Supplied material:
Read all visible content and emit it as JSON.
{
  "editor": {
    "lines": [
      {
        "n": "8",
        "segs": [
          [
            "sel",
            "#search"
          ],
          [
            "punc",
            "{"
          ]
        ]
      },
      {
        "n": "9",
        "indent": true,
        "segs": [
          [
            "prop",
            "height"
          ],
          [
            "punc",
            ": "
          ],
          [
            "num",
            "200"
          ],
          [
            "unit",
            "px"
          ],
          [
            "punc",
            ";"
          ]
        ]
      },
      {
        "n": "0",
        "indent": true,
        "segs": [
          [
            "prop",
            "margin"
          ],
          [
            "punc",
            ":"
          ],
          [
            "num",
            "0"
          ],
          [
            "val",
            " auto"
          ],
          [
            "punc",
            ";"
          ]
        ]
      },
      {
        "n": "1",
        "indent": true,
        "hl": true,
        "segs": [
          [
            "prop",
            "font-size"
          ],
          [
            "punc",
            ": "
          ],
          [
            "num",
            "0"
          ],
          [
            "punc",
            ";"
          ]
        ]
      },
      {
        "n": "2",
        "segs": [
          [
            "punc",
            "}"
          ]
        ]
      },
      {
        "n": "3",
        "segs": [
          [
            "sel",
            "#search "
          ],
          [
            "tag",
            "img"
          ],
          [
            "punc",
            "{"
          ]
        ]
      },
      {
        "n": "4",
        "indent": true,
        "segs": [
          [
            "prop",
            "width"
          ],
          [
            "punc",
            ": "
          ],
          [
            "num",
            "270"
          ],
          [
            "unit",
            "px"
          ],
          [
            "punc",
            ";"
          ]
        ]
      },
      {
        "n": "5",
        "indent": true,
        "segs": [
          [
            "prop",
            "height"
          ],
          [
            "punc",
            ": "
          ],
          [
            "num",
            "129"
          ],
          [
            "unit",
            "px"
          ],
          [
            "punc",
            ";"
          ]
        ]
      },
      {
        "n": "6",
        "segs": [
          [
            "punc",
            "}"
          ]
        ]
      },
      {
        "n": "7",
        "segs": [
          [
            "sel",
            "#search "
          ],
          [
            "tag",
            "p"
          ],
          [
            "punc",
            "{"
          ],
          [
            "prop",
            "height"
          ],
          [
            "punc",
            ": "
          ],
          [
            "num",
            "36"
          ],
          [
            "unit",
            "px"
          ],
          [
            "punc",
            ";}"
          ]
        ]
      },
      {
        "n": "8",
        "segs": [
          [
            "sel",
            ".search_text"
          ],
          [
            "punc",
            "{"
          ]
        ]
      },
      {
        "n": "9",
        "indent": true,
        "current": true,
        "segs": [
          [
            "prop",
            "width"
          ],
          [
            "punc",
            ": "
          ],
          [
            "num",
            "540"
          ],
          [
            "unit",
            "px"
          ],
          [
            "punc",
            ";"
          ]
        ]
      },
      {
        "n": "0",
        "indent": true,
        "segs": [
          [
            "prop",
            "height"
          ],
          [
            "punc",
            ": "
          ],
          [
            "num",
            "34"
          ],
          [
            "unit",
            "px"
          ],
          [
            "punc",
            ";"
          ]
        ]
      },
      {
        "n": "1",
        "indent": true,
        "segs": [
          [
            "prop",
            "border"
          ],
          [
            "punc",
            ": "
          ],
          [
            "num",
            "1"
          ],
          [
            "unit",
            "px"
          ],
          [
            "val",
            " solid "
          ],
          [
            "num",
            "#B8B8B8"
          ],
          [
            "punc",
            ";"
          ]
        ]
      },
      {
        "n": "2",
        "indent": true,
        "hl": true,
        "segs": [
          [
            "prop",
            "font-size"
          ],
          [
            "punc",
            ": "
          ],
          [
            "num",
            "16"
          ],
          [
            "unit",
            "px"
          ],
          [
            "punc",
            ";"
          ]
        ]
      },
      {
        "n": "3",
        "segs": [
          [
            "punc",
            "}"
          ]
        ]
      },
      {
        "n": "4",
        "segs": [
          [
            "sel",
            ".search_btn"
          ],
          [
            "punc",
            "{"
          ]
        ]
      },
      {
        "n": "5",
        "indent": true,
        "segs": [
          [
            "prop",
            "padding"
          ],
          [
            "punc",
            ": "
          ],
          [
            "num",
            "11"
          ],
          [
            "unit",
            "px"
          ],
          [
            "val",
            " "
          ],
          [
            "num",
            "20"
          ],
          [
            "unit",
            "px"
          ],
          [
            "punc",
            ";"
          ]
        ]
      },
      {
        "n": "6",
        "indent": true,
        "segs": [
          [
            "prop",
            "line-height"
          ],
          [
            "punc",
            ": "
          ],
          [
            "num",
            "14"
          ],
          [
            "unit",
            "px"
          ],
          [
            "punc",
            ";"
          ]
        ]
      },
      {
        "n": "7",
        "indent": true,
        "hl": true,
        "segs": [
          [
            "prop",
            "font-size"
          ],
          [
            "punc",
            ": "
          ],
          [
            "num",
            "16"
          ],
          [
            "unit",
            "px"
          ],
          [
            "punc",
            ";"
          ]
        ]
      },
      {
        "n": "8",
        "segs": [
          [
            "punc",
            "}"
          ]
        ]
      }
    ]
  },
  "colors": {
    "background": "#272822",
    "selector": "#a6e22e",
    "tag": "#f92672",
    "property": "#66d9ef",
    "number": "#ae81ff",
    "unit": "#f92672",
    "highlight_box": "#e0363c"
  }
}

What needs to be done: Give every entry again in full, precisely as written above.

Written answer:
Read all visible content and emit it as JSON.
{
  "editor": {
    "lines": [
      {
        "n": "8",
        "segs": [
          [
            "sel",
            "#search"
          ],
          [
            "punc",
            "{"
          ]
        ]
      },
      {
        "n": "9",
        "indent": true,
        "segs": [
          [
            "prop",
            "height"
          ],
          [
            "punc",
            ": "
          ],
          [
            "num",
            "200"
          ],
          [
            "unit",
            "px"
          ],
          [
            "punc",
            ";"
          ]
        ]
      },
      {
        "n": "0",
        "indent": true,
        "segs": [
          [
            "prop",
            "margin"
          ],
          [
            "punc",
            ":"
          ],
          [
            "num",
            "0"
          ],
          [
            "val",
            " auto"
          ],
          [
            "punc",
            ";"
          ]
        ]
      },
      {
        "n": "1",
        "indent": true,
        "hl": true,
        "segs": [
          [
            "prop",
            "font-size"
          ],
          [
            "punc",
            ": "
          ],
          [
            "num",
            "0"
          ],
          [
            "punc",
            ";"
          ]
        ]
      },
      {
        "n": "2",
        "segs": [
          [
            "punc",
            "}"
          ]
        ]
      },
      {
        "n": "3",
        "segs": [
          [
            "sel",
            "#search "
          ],
          [
            "tag",
            "img"
          ],
          [
            "punc",
            "{"
          ]
        ]
      },
      {
        "n": "4",
        "indent": true,
        "segs": [
          [
            "prop",
            "width"
          ],
          [
            "punc",
            ": "
          ],
          [
            "num",
            "270"
          ],
          [
            "unit",
            "px"
          ],
          [
            "punc",
            ";"
          ]
        ]
      },
      {
        "n": "5",
        "indent": true,
        "segs": [
          [
            "prop",
            "height"
          ],
          [
            "punc",
            ": "
          ],
          [
            "num",
            "129"
          ],
          [
            "unit",
            "px"
          ],
          [
            "punc",
            ";"
          ]
        ]
      },
      {
        "n": "6",
        "segs": [
          [
            "punc",
            "}"
          ]
        ]
      },
      {
        "n": "7",
        "segs": [
          [
            "sel",
            "#search "
          ],
          [
            "tag",
            "p"
          ],
          [
            "punc",
            "{"
          ],
          [
            "prop",
            "height"
          ],
          [
            "punc",
            ": "
          ],
          [
            "num",
            "36"
          ],
          [
            "unit",
            "px"
          ],
          [
            "punc",
            ";}"
          ]
        ]
      },
      {
        "n": "8",
        "segs": [
          [
            "sel",
            ".search_text"
          ],
          [
            "punc",
            "{"
          ]
        ]
      },
      {
        "n": "9",
        "indent": true,
        "current": true,
        "segs": [
          [
            "prop",
            "width"
          ],
          [
            "punc",
            ": "
          ],
          [
            "num",
            "540"
          ],
          [
            "unit",
            "px"
          ],
          [
            "punc",
            ";"
          ]
        ]
      },
      {
        "n": "0",
        "indent": true,
        "segs": [
          [
            "prop",
            "height"
          ],
          [
            "punc",
            ": "
          ],
          [
            "num",
            "34"
          ],
          [
            "unit",
            "px"
          ],
          [
            "punc",
            ";"
          ]
        ]
      },
      {
        "n": "1",
        "indent": true,
        "segs": [
          [
            "prop",
            "border"
          ],
          [
            "punc",
            ": "
          ],
          [
            "num",
            "1"
          ],
          [
            "unit",
            "px"
          ],
          [
            "val",
            " solid "
          ],
          [
            "num",
            "#B8B8B8"
          ],
          [
            "punc",
            ";"
          ]
        ]
      },
      {
        "n": "2",
        "indent": true,
        "hl": true,
        "segs": [
          [
            "prop",
            "font-size"
          ],
          [
            "punc",
            ": "
          ],
          [
            "num",
            "16"
          ],
          [
            "unit",
            "px"
          ],
          [
            "punc",
            ";"
          ]
        ]
      },
      {
        "n": "3",
        "segs": [
          [
            "punc",
            "}"
          ]
        ]
      },
      {
        "n": "4",
        "segs": [
          [
            "sel",
            ".search_btn"
          ],
          [
            "punc",
            "{"
          ]
        ]
      },
      {
        "n": "5",
        "indent": true,
        "segs": [
          [
            "prop",
            "padding"
          ],
          [
            "punc",
            ": "
          ],
          [
            "num",
            "11"
          ],
          [
            "unit",
            "px"
          ],
          [
            "val",
            " "
          ],
          [
            "num",
            "20"
          ],
          [
            "unit",
            "px"
          ],
          [
            "punc",
            ";"
          ]
        ]
      },
      {
        "n": "6",
        "indent": true,
        "segs": [
          [
            "prop",
            "line-height"
          ],
          [
            "punc",
            ": "
          ],
          [
            "num",
            "14"
          ],
          [
            "unit",
            "px"
          ],
          [
            "punc",
            ";"
          ]
        ]
      },
      {
        "n": "7",
        "indent": true,
        "hl": true,
        "segs": [
          [
            "prop",
            "font-size"
          ],
          [
            "punc",
            ": "
          ],
          [
            "num",
            "16"
          ],
          [
            "unit",
            "px"
          ],
          [
            "punc",
            ";"
          ]
        ]
      },
      {
        "n": "8",
        "segs": [
          [
            "punc",
            "}"
          ]
        ]
      }
    ]
  },
  "colors": {
    "background": "#272822",
    "selector": "#a6e22e",
    "tag": "#f92672",
    "property": "#66d9ef",
    "number": "#ae81ff",
    "unit": "#f92672",
    "highlight_box": "#e0363c"
  }
}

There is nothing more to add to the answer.